■ Instructions for the task ■
Your answer must be the full listing, repeated word for word.

■ ■ ■ ■ ■

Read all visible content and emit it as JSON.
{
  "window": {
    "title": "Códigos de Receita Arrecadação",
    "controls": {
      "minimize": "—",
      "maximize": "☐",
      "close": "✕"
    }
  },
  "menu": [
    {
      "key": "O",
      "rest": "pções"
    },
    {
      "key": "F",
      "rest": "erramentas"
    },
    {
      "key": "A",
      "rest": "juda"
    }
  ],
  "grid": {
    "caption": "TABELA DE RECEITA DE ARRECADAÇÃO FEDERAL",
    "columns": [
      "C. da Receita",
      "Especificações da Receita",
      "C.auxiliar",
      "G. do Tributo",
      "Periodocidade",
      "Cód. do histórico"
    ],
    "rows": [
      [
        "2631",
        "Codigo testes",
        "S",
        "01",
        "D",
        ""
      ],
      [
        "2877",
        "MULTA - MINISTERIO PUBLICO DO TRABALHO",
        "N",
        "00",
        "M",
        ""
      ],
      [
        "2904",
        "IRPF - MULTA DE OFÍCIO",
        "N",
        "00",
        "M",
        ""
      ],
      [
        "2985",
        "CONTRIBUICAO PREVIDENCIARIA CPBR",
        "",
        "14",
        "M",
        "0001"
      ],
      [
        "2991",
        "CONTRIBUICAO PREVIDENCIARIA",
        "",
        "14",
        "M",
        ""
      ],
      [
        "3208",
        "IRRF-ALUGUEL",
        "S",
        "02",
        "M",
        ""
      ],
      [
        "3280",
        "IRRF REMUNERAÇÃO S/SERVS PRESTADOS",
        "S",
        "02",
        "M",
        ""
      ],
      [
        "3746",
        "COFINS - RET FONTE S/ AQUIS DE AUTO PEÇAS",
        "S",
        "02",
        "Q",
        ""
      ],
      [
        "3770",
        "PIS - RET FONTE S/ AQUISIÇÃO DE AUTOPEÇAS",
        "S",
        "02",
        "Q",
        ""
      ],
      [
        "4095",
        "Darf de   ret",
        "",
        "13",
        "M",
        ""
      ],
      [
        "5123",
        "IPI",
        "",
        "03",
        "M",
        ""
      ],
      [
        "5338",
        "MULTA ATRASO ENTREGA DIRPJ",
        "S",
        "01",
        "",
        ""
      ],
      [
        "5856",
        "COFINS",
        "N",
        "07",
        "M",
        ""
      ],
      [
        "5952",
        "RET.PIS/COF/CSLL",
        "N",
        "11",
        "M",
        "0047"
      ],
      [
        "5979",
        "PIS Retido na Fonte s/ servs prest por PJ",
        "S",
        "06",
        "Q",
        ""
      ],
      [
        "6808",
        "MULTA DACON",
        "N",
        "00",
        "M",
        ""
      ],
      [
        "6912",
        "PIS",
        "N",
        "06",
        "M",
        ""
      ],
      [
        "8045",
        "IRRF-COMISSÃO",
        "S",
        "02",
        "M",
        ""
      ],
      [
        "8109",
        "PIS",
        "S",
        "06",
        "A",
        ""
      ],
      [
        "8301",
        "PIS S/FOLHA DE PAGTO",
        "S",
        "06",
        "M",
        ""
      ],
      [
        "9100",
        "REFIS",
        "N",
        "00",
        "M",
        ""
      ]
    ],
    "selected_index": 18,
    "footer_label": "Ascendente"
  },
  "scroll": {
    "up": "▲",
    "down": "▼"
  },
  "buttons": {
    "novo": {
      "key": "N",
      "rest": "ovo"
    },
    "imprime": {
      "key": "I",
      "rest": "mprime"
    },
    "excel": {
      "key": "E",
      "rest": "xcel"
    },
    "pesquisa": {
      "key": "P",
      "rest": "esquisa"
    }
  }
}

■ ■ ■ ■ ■

■ Result of the task ■
Read all visible content and emit it as JSON.
{
  "window": {
    "title": "Códigos de Receita Arrecadação",
    "controls": {
      "minimize": "—",
      "maximize": "☐",
      "close": "✕"
    }
  },
  "menu": [
    {
      "key": "O",
      "rest": "pções"
    },
    {
      "key": "F",
      "rest": "erramentas"
    },
    {
      "key": "A",
      "rest": "juda"
    }
  ],
  "grid": {
    "caption": "TABELA DE RECEITA DE ARRECADAÇÃO FEDERAL",
    "columns": [
      "C. da Receita",
      "Especificações da Receita",
      "C.auxiliar",
      "G. do Tributo",
      "Periodocidade",
      "Cód. do histórico"
    ],
    "rows": [
      [
        "2631",
        "Codigo testes",
        "S",
        "01",
        "D",
        ""
      ],
      [
        "2877",
        "MULTA - MINISTERIO PUBLICO DO TRABALHO",
        "N",
        "00",
        "M",
        ""
      ],
      [
        "2904",
        "IRPF - MULTA DE OFÍCIO",
        "N",
        "00",
        "M",
        ""
      ],
      [
        "2985",
        "CONTRIBUICAO PREVIDENCIARIA CPBR",
        "",
        "14",
        "M",
        "0001"
      ],
      [
        "2991",
        "CONTRIBUICAO PREVIDENCIARIA",
        "",
        "14",
        "M",
        ""
      ],
      [
        "3208",
        "IRRF-ALUGUEL",
        "S",
        "02",
        "M",
        ""
      ],
      [
        "3280",
        "IRRF REMUNERAÇÃO S/SERVS PRESTADOS",
        "S",
        "02",
        "M",
        ""
      ],
      [
        "3746",
        "COFINS - RET FONTE S/ AQUIS DE AUTO PEÇAS",
        "S",
        "02",
        "Q",
        ""
      ],
      [
        "3770",
        "PIS - RET FONTE S/ AQUISIÇÃO DE AUTOPEÇAS",
        "S",
        "02",
        "Q",
        ""
      ],
      [
        "4095",
        "Darf de   ret",
        "",
        "13",
        "M",
        ""
      ],
      [
        "5123",
        "IPI",
        "",
        "03",
        "M",
        ""
      ],
      [
        "5338",
        "MULTA ATRASO ENTREGA DIRPJ",
        "S",
        "01",
        "",
        ""
      ],
      [
        "5856",
        "COFINS",
        "N",
        "07",
        "M",
        ""
      ],
      [
        "5952",
        "RET.PIS/COF/CSLL",
        "N",
        "11",
        "M",
        "0047"
      ],
      [
        "5979",
        "PIS Retido na Fonte s/ servs prest por PJ",
        "S",
        "06",
        "Q",
        ""
      ],
      [
        "6808",
        "MULTA DACON",
        "N",
        "00",
        "M",
        ""
      ],
      [
        "6912",
        "PIS",
        "N",
        "06",
        "M",
        ""
      ],
      [
        "8045",
        "IRRF-COMISSÃO",
        "S",
        "02",
        "M",
        ""
      ],
      [
        "8109",
        "PIS",
        "S",
        "06",
        "A",
        ""
      ],
      [
        "8301",
        "PIS S/FOLHA DE PAGTO",
        "S",
        "06",
        "M",
        ""
      ],
      [
        "9100",
        "REFIS",
        "N",
        "00",
        "M",
        ""
      ]
    ],
    "selected_index": 18,
    "footer_label": "Ascendente"
  },
  "scroll": {
    "up": "▲",
    "down": "▼"
  },
  "buttons": {
    "novo": {
      "key": "N",
      "rest": "ovo"
    },
    "imprime": {
      "key": "I",
      "rest": "mprime"
    },
    "excel": {
      "key": "E",
      "rest": "xcel"
    },
    "pesquisa": {
      "key": "P",
      "rest": "esquisa"
    }
  }
}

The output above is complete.